> Problem details:
Needed from the entries below: every line that holds the word "text".
··· Recorded information ···
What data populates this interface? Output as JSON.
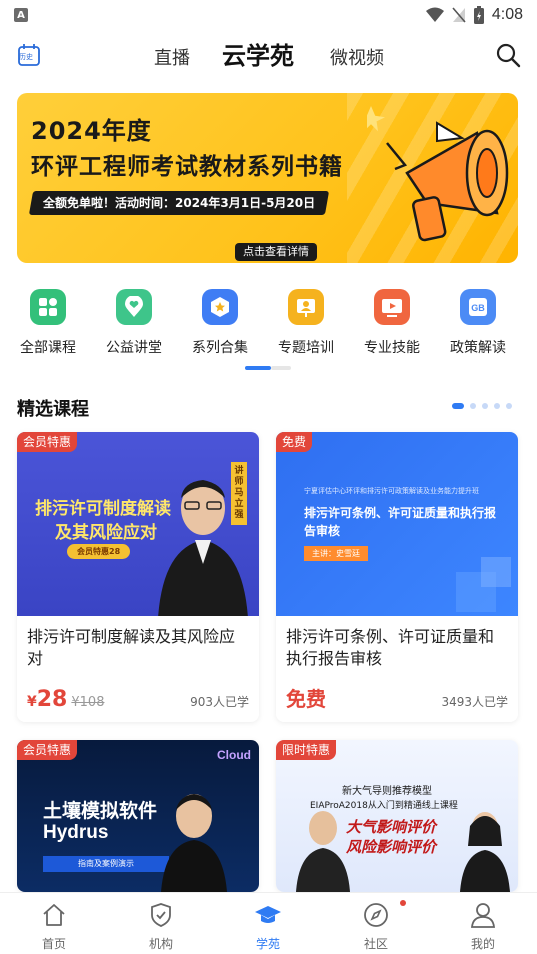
{
  "status_bar": {
    "time": "4:08"
  },
  "header": {
    "history_label": "历史",
    "tab_live": "直播",
    "title": "云学苑",
    "tab_short_video": "微视频"
  },
  "banner": {
    "line1": "2024年度",
    "line2": "环评工程师考试教材系列书籍",
    "pill": "全额免单啦！活动时间：2024年3月1日-5月20日",
    "cta": "点击查看详情"
  },
  "categories": [
    {
      "label": "全部课程",
      "icon": "grid-icon",
      "color": "#33c07a"
    },
    {
      "label": "公益讲堂",
      "icon": "location-heart-icon",
      "color": "#3ec58a"
    },
    {
      "label": "系列合集",
      "icon": "star-badge-icon",
      "color": "#3f7df4"
    },
    {
      "label": "专题培训",
      "icon": "trainer-icon",
      "color": "#f5b21e"
    },
    {
      "label": "专业技能",
      "icon": "video-play-icon",
      "color": "#f0663f"
    },
    {
      "label": "政策解读",
      "icon": "gb-doc-icon",
      "color": "#4c8bf5"
    }
  ],
  "section": {
    "title": "精选课程"
  },
  "courses": [
    {
      "badge": "会员特惠",
      "thumb_title_1": "排污许可制度解读",
      "thumb_title_2": "及其风险应对",
      "thumb_tag": "会员特惠28",
      "thumb_lecturer": "讲师 马立强",
      "title": "排污许可制度解读及其风险应对",
      "price_symbol": "¥",
      "price": "28",
      "price_old": "¥108",
      "learners": "903人已学"
    },
    {
      "badge": "免费",
      "thumb_small": "宁夏评估中心环评和排污许可政策解读及业务能力提升班",
      "thumb_title_1": "排污许可条例、许可证质量和执行报",
      "thumb_title_2": "告审核",
      "thumb_lecturer": "主讲：史雪廷",
      "title": "排污许可条例、许可证质量和执行报告审核",
      "price_free": "免费",
      "learners": "3493人已学"
    },
    {
      "badge": "会员特惠",
      "thumb_brand": "Cloud",
      "thumb_title_1": "土壤模拟软件",
      "thumb_title_2": "Hydrus",
      "thumb_tag": "指南及案例演示"
    },
    {
      "badge": "限时特惠",
      "thumb_small": "新大气导则推荐模型",
      "thumb_small_2": "EIAProA2018从入门到精通线上课程",
      "thumb_title_1": "大气影响评价",
      "thumb_title_2": "风险影响评价"
    }
  ],
  "bottom_nav": [
    {
      "label": "首页",
      "icon": "home-icon"
    },
    {
      "label": "机构",
      "icon": "shield-check-icon"
    },
    {
      "label": "学苑",
      "icon": "graduation-cap-icon",
      "active": true
    },
    {
      "label": "社区",
      "icon": "compass-icon"
    },
    {
      "label": "我的",
      "icon": "person-icon"
    }
  ],
  "colors": {
    "accent": "#2f7bf3",
    "price_red": "#e2463a",
    "banner_yellow": "#ffc21a"
  }
}
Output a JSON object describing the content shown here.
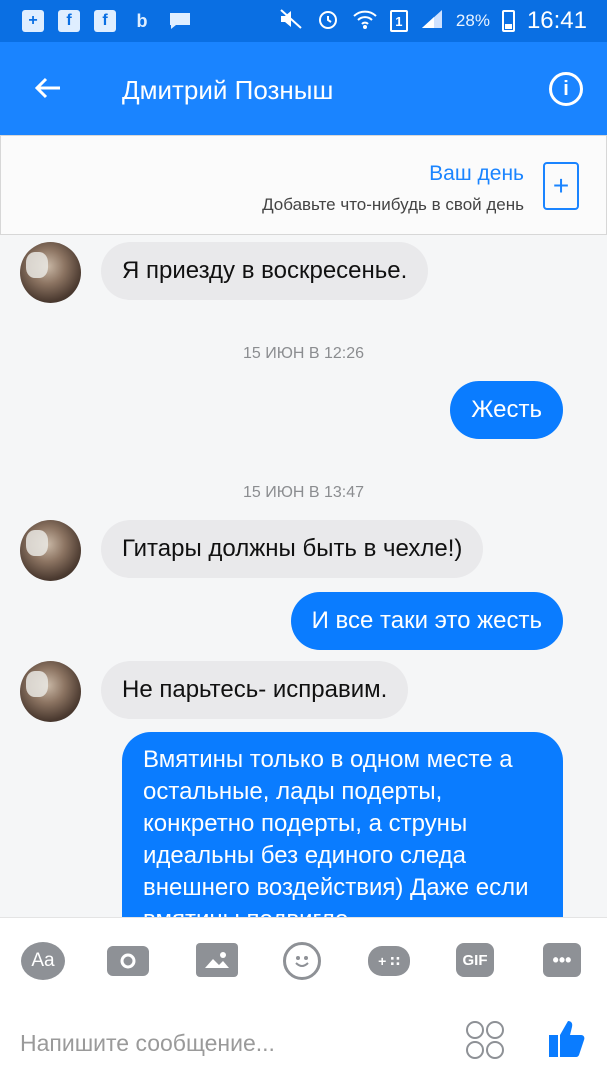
{
  "status_bar": {
    "battery_percent": "28%",
    "time": "16:41",
    "sim_label": "1",
    "icons": [
      "plus-icon",
      "facebook-icon",
      "facebook-icon",
      "b-icon",
      "chat-icon",
      "mute-icon",
      "alarm-icon",
      "wifi-icon",
      "sim-icon",
      "signal-icon",
      "battery-icon"
    ]
  },
  "header": {
    "title": "Дмитрий Позныш",
    "back_icon": "arrow-left-icon",
    "info_icon": "info-icon"
  },
  "your_day": {
    "title": "Ваш день",
    "subtitle": "Добавьте что-нибудь в свой день"
  },
  "messages": [
    {
      "type": "incoming",
      "text": "Я приезду в воскресенье."
    },
    {
      "type": "timestamp",
      "text": "15 ИЮН В 12:26"
    },
    {
      "type": "outgoing",
      "text": "Жесть"
    },
    {
      "type": "timestamp",
      "text": "15 ИЮН В 13:47"
    },
    {
      "type": "incoming",
      "text": "Гитары должны быть в чехле!)"
    },
    {
      "type": "outgoing",
      "text": "И все таки это жесть"
    },
    {
      "type": "incoming",
      "text": "Не парьтесь- исправим."
    },
    {
      "type": "outgoing",
      "text": "Вмятины только в одном месте а остальные, лады подерты, конкретно подерты, а струны идеальны без единого следа внешнего воздействия) Даже если вмятины подвигло..."
    }
  ],
  "toolbar": {
    "aa_label": "Aa",
    "gif_label": "GIF",
    "more_label": "•••",
    "icons": [
      "aa-icon",
      "camera-icon",
      "image-icon",
      "emoji-icon",
      "game-icon",
      "gif-icon",
      "more-icon"
    ]
  },
  "composer": {
    "placeholder": "Напишите сообщение...",
    "sticker_icon": "sticker-icon",
    "like_icon": "thumbs-up-icon"
  },
  "colors": {
    "status_bar": "#0a6fe3",
    "header": "#1a84ff",
    "outgoing_bubble": "#0a7cff",
    "incoming_bubble": "#e9e9eb",
    "chat_background": "#f5f6f7"
  }
}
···
> Response:
      "text": "Я приезду в воскресенье."
      "text": "15 ИЮН В 12:26"
      "text": "Жесть"
      "text": "15 ИЮН В 13:47"
      "text": "Гитары должны быть в чехле!)"
      "text": "И все таки это жесть"
      "text": "Не парьтесь- исправим."
      "text": "Вмятины только в одном месте а остальные, лады подерты, конкретно подерты, а струны идеальны без единого следа внешнего воздействия) Даже если вмятины подвигло..."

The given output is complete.